To many people of Middle Eastern descent, Halal means "allowed" or "permitted," as in the food that is legally allowed by Islamic Sharia law. Similar to the Jewish faith's Kosher laws of Kashrut, Islam's Halal prohibitions dictate how animals should be killed, how meats and other products should be prepared, and which foods are completely off-limits. Several outlets for Halal Indian food exist, from Hahal kebobs on street corners to Halal chicken nuggets at McDonald's.
Owing to Islam's centuries-long immersion in largely Hindu India as well as the country's widespread disdain for pork and beef, almost every food or recipe available as Indian cuisine is available in a Halal version. Muslims make up about 15 percent of the total population — the third-largest Muslim population in the world — so many Indian dining establishments across the country cater to this clientele by ensuring that some or all menu items are Halal. Although Halal Indian food can be found all over the country, the most Halal establishments are likely to be found in the states of Kashmir, Lakshadweep and Jammu, which boast Muslim majorities. In many major cities, even American fast-food giants like McDonald's, KFC and Pizza Hut have set up shop with Halal stamps.

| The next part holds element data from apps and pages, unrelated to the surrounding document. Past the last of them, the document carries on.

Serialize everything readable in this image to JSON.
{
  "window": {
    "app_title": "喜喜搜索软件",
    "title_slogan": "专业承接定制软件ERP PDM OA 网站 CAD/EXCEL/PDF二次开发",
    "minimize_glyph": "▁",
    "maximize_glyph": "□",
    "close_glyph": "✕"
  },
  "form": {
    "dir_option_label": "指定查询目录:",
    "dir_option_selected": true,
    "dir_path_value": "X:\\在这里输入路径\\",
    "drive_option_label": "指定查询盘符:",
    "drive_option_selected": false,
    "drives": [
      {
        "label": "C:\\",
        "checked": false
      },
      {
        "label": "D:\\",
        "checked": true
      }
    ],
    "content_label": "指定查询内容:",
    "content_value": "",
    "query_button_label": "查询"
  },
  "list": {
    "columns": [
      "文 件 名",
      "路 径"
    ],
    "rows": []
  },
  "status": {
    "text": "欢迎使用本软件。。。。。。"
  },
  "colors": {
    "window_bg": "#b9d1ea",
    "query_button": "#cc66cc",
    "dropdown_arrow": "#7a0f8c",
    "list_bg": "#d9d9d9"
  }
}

Halal Indian food establishments will often be identified by the logo of a Halal certification body in the country. A common stamp is that of Halal India, which ensures that its registered restaurants, markets and food manufacturing operations are strictly observing Sharia strictures. These range from jugular slaughtering and full blood draining to requirements for prayer and prohibitions against pork, carrion and animals that have died accidentally or brutally. Eggs and milk also must be obtained from animals raised Halal.
Some foods have been declared sacred by Muhammad in the Qur'an, and these can be often found in Halal Indian food. A dish called tharid, a braised meat soup, was one of Muhammad's wives' favorite dishes. Dates, honey, milk and pumpkin also have divine attachments and are common ingredients in Halal food.
Aside from the prohibitions against pork and blood and the requirements for animals to be ritually sacrificed and not die in any other fashion, the options are endless. Any ingredient that can be found in traditional Indian food can be made Halal, though many strict Muslims eat only food that bears a certifying stamp. The reason for this is because food in 2011 is often processed or seasoned with emulsifiers, enzymes, glycerin and many other compounds that may have been derived from non-Halal sources.